── Extracted information

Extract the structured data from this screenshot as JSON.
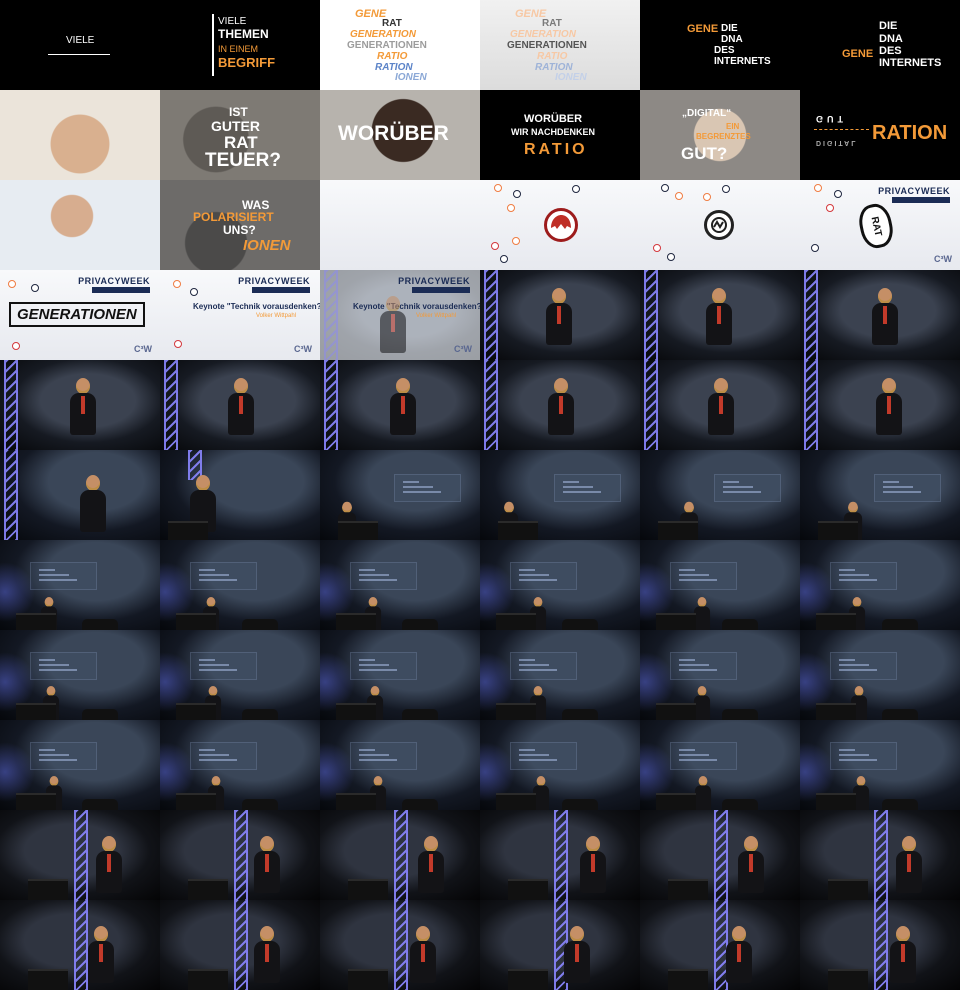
{
  "contact_sheet": {
    "frame_texts": {
      "f1": {
        "viele": "VIELE"
      },
      "f2": {
        "viele": "VIELE",
        "themen": "THEMEN",
        "in_einem": "IN EINEM",
        "begriff": "BEGRIFF"
      },
      "f3": {
        "gene": "GENE",
        "rat": "RAT",
        "generation": "GENERATION",
        "generationen": "GENERATIONEN",
        "ratio": "RATIO",
        "ration": "RATION",
        "ionen": "IONEN"
      },
      "f4": {
        "gene": "GENE",
        "rat": "RAT",
        "generation": "GENERATION",
        "generationen": "GENERATIONEN",
        "ratio": "RATIO",
        "ration": "RATION",
        "ionen": "IONEN"
      },
      "f5": {
        "gene": "GENE",
        "die": "DIE",
        "dna": "DNA",
        "des": "DES",
        "internets": "INTERNETS"
      },
      "f6": {
        "die": "DIE",
        "dna": "DNA",
        "gene": "GENE",
        "des": "DES",
        "internets": "INTERNETS"
      },
      "f8": {
        "ist": "IST",
        "guter": "GUTER",
        "rat": "RAT",
        "teuer": "TEUER?"
      },
      "f9": {
        "worueber": "WORÜBER"
      },
      "f10": {
        "worueber": "WORÜBER",
        "wir_nachdenken": "WIR NACHDENKEN",
        "ratio": "RATIO"
      },
      "f11": {
        "digital": "„DIGITAL“",
        "ein": "EIN",
        "begrenztes": "BEGRENZTES",
        "gut": "GUT?"
      },
      "f12": {
        "ration": "RATION",
        "gut_mirror": "GUT",
        "digital_mirror": "DIGITAL"
      },
      "f14": {
        "was": "WAS",
        "polarisiert": "POLARISIERT",
        "uns": "UNS?",
        "ionen": "IONEN"
      },
      "f18": {
        "privacyweek": "PRIVACYWEEK",
        "rat": "RAT",
        "cw": "C³W"
      },
      "f19": {
        "privacyweek": "PRIVACYWEEK",
        "generationen": "GENERATIONEN",
        "cw": "C³W"
      },
      "f20": {
        "privacyweek": "PRIVACYWEEK",
        "keynote": "Keynote \"Technik vorausdenken?\"",
        "speaker": "Volker Wittpahl",
        "cw": "C³W"
      },
      "f21": {
        "privacyweek": "PRIVACYWEEK",
        "keynote": "Keynote \"Technik vorausdenken?\"",
        "speaker": "Volker Wittpahl",
        "cw": "C³W"
      }
    },
    "colors": {
      "accent_orange": "#f39a38",
      "privacy_navy": "#1b2c55",
      "stage_blue": "#8a86ff"
    }
  }
}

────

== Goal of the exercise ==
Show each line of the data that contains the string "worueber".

== Exercise answer ==
        "worueber": "WORÜBER"
        "worueber": "WORÜBER",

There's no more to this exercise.